Left "angry and frustrated" after being sidelined from the national team more than a year ago, Australia's Usman Khawaja says a frank chat with coach Justin Langer has helped him get over the disappointment and focus on a comeback.
The 33-year-old, who had amassed 1,085 ODI runs at 49.31 last year, didn't find a place in Australia's 50-over squad for tours of India and South Africa early in 2019, and was also left out from the 21-man group, which is currently in England for a limited-over series.
Khawaja was also not included in the team for the home Test series against Pakistan and New Zealand following his omission from the 2019 Ashes and it has been more than a year since he last played for the national team.
"There was a bigger squad (for the UK white-ball tour) so it was a bit disappointing, but I mean I've been dropped and in and out so many times that I've just learned to deal with it, much better than I would've say 10 years ago," Khawaja told cricket.com.au.
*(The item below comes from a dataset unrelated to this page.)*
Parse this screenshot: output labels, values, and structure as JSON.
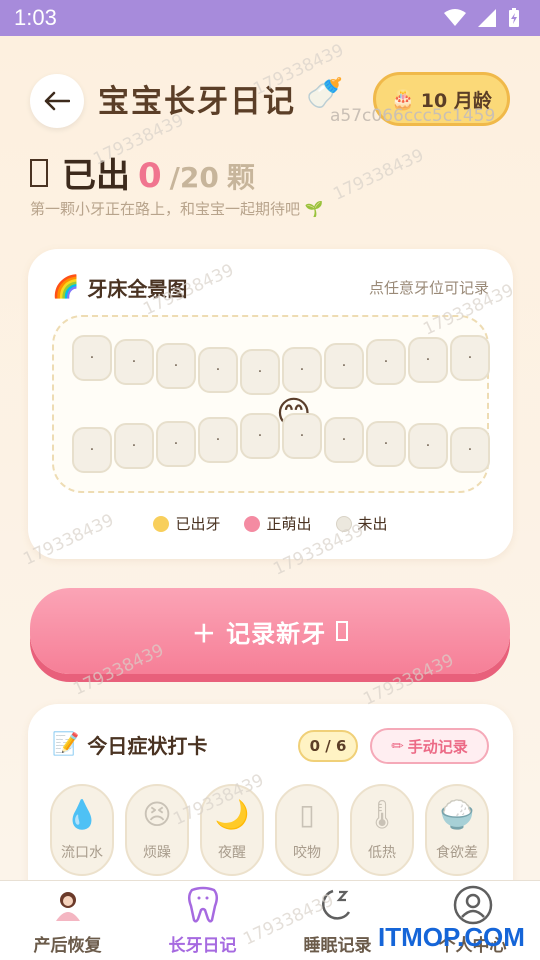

"I was a lot more disappointed when I first got left out of Indian tour, because at that time I felt like I very much belonged in that team, I was averaging 50 in one-day cricket for that period of time, I was in the top three or four run-scorers for the world in that year, so I didn't really understand it.
"It was a really frustrating decision, and I was really angry for a period of that time."
Khawaja, who has so far scored 2887 runs and 1554 runs in 44 Tests and 40 ODIs respectively, said a frank conversation with chief coach Langer calmed his mind.
"Fortunately I talked to JL (Langer) about three or four weeks after that happened and got it all out in the open. It was a really good chat to have, and after that I've been really good; I've focused again on just worrying about my cricket.
"You want to ask selectors if there's anything specific that's sticking out (regarding non-selection) but in this case that's not it; in this case, I'm a top-order batsman and you've got Steve Smith, Dave Warner and the captain, Aaron Finch, ahead of me.
"I was hoping to be a spare batsman in that top order which I thought I might've been this (UK tour), but I wasn't, and that's OK."
Khawaja said he is close to making a comeback and will look to earn his place back with a good performance in the upcoming season.
"There's Big Bash, plenty of red-ball cricket, and I still feel like there's a lot left for me on the horizon, and I'm making sure I'm focusing on that stuff rather than worrying about not being picked because I know how quickly things can change in cricket.
"In four-day and Test match cricket I've had really good conversations with JL, too, and at the end of the day, I feel like I'm really close there.
"If I score runs, I put my hand up and give myself the best chance to bat in Test cricket anywhere in that top six. That's all I can do."
Khawaja, who has scored 1380 runs in 42 matches for Sydney Thunder in Big Bash League, said he would like to explore a career in the various T20 leagues once he retires from international cricket.